YOUR OBJECTIVE — How many lines in the material below contain the word "value"? Answer with the number alone.

+++ MATERIAL SHOWN +++

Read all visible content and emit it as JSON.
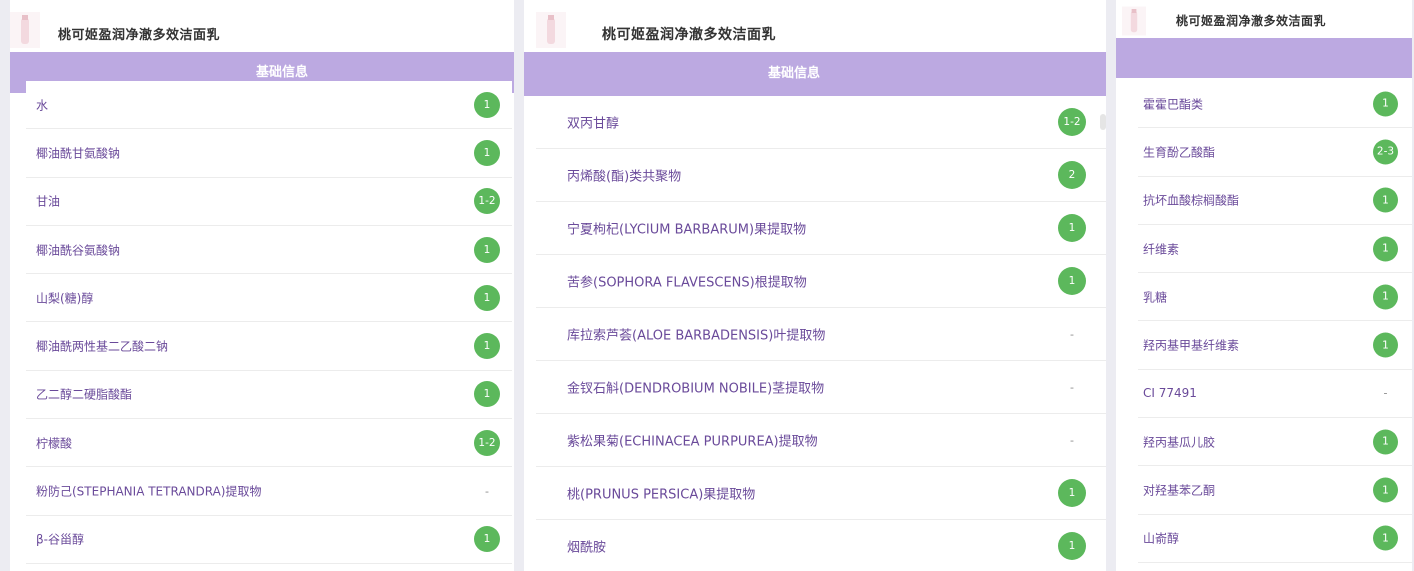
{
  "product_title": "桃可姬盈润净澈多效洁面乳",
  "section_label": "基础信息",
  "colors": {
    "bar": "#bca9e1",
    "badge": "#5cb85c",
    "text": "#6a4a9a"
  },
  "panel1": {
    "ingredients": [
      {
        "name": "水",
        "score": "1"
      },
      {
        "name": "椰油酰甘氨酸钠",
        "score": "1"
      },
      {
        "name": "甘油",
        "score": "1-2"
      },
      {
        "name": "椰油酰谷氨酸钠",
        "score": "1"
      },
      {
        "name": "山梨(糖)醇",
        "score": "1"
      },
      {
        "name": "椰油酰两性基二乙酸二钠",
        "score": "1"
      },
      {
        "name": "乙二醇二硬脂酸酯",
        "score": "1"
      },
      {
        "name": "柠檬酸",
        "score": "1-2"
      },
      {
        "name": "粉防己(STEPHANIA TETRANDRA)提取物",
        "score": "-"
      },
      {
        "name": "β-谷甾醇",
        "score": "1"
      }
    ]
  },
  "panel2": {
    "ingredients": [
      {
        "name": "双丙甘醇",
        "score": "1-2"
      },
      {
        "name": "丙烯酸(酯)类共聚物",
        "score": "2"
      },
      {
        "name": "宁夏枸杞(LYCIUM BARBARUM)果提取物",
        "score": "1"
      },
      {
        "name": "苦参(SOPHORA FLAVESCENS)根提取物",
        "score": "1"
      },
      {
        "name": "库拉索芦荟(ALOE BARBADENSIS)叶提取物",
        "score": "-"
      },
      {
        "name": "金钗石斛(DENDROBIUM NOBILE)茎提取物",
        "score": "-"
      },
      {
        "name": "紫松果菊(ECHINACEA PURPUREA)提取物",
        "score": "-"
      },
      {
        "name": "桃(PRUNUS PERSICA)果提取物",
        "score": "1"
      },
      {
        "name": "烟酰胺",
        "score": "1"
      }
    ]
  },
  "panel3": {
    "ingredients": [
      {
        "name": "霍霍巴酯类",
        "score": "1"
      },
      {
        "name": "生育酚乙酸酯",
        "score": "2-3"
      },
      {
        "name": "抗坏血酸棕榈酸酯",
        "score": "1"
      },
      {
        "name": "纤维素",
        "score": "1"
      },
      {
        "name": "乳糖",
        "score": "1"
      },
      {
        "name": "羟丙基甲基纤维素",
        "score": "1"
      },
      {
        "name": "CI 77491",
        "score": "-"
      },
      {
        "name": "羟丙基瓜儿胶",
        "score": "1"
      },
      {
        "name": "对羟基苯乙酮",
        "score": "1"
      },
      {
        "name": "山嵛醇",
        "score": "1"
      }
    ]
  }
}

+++
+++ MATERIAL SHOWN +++

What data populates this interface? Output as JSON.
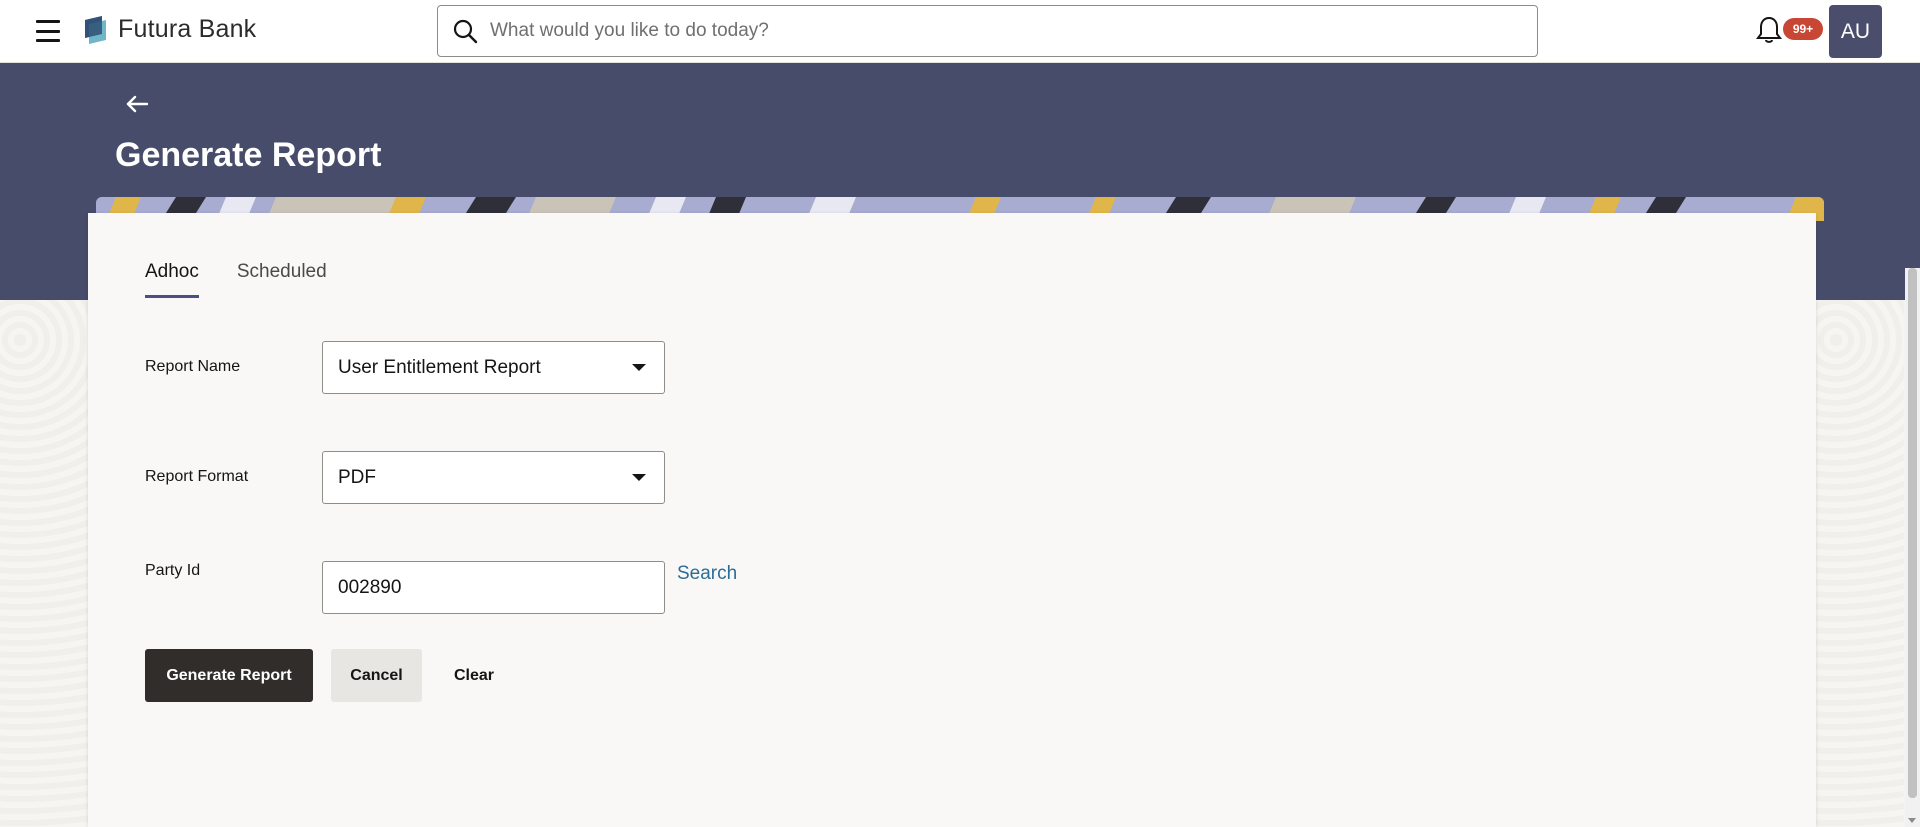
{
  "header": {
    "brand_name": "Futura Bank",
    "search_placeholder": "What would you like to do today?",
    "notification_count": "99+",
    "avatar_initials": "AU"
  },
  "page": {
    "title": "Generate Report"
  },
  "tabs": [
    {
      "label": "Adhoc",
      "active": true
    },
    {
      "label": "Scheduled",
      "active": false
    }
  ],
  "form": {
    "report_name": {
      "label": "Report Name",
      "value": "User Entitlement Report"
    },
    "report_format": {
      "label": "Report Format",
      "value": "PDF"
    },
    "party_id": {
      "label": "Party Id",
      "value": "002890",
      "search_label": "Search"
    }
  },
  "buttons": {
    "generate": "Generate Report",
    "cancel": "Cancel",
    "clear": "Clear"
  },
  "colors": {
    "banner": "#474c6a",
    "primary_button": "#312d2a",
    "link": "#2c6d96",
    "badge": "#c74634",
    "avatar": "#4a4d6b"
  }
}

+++

WORKED SOLUTION — 3